[DATASET RECORDS — start]

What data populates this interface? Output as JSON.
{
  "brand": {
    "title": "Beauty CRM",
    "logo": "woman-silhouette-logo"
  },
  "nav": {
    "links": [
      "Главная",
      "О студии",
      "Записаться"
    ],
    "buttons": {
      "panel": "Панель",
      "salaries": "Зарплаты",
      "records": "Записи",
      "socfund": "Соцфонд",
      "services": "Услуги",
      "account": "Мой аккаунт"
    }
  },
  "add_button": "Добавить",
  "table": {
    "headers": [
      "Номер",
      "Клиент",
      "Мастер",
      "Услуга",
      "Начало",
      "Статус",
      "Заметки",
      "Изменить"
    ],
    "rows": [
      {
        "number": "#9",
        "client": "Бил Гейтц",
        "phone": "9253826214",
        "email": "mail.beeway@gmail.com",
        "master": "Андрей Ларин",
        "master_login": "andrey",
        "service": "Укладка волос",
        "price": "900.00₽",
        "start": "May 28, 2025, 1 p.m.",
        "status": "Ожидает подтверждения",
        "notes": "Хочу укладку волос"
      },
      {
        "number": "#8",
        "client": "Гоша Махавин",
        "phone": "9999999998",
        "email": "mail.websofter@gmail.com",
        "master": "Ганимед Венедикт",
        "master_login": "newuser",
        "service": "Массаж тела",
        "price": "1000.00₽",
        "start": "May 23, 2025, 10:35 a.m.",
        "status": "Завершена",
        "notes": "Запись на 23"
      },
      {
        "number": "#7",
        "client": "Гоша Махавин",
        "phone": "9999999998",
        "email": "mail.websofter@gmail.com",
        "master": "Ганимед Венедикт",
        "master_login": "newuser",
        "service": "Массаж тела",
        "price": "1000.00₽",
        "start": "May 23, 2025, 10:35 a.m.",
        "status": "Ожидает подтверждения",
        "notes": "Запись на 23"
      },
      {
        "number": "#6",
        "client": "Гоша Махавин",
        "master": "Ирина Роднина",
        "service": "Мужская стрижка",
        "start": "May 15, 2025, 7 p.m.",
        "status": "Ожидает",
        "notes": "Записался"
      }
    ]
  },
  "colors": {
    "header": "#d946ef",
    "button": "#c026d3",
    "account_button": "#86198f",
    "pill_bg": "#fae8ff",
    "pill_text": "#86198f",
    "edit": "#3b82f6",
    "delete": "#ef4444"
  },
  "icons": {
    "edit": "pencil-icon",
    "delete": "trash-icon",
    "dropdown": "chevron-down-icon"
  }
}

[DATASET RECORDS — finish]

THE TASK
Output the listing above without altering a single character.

COMPLETED TASK
What data populates this interface? Output as JSON.
{
  "brand": {
    "title": "Beauty CRM",
    "logo": "woman-silhouette-logo"
  },
  "nav": {
    "links": [
      "Главная",
      "О студии",
      "Записаться"
    ],
    "buttons": {
      "panel": "Панель",
      "salaries": "Зарплаты",
      "records": "Записи",
      "socfund": "Соцфонд",
      "services": "Услуги",
      "account": "Мой аккаунт"
    }
  },
  "add_button": "Добавить",
  "table": {
    "headers": [
      "Номер",
      "Клиент",
      "Мастер",
      "Услуга",
      "Начало",
      "Статус",
      "Заметки",
      "Изменить"
    ],
    "rows": [
      {
        "number": "#9",
        "client": "Бил Гейтц",
        "phone": "9253826214",
        "email": "mail.beeway@gmail.com",
        "master": "Андрей Ларин",
        "master_login": "andrey",
        "service": "Укладка волос",
        "price": "900.00₽",
        "start": "May 28, 2025, 1 p.m.",
        "status": "Ожидает подтверждения",
        "notes": "Хочу укладку волос"
      },
      {
        "number": "#8",
        "client": "Гоша Махавин",
        "phone": "9999999998",
        "email": "mail.websofter@gmail.com",
        "master": "Ганимед Венедикт",
        "master_login": "newuser",
        "service": "Массаж тела",
        "price": "1000.00₽",
        "start": "May 23, 2025, 10:35 a.m.",
        "status": "Завершена",
        "notes": "Запись на 23"
      },
      {
        "number": "#7",
        "client": "Гоша Махавин",
        "phone": "9999999998",
        "email": "mail.websofter@gmail.com",
        "master": "Ганимед Венедикт",
        "master_login": "newuser",
        "service": "Массаж тела",
        "price": "1000.00₽",
        "start": "May 23, 2025, 10:35 a.m.",
        "status": "Ожидает подтверждения",
        "notes": "Запись на 23"
      },
      {
        "number": "#6",
        "client": "Гоша Махавин",
        "master": "Ирина Роднина",
        "service": "Мужская стрижка",
        "start": "May 15, 2025, 7 p.m.",
        "status": "Ожидает",
        "notes": "Записался"
      }
    ]
  },
  "colors": {
    "header": "#d946ef",
    "button": "#c026d3",
    "account_button": "#86198f",
    "pill_bg": "#fae8ff",
    "pill_text": "#86198f",
    "edit": "#3b82f6",
    "delete": "#ef4444"
  },
  "icons": {
    "edit": "pencil-icon",
    "delete": "trash-icon",
    "dropdown": "chevron-down-icon"
  }
}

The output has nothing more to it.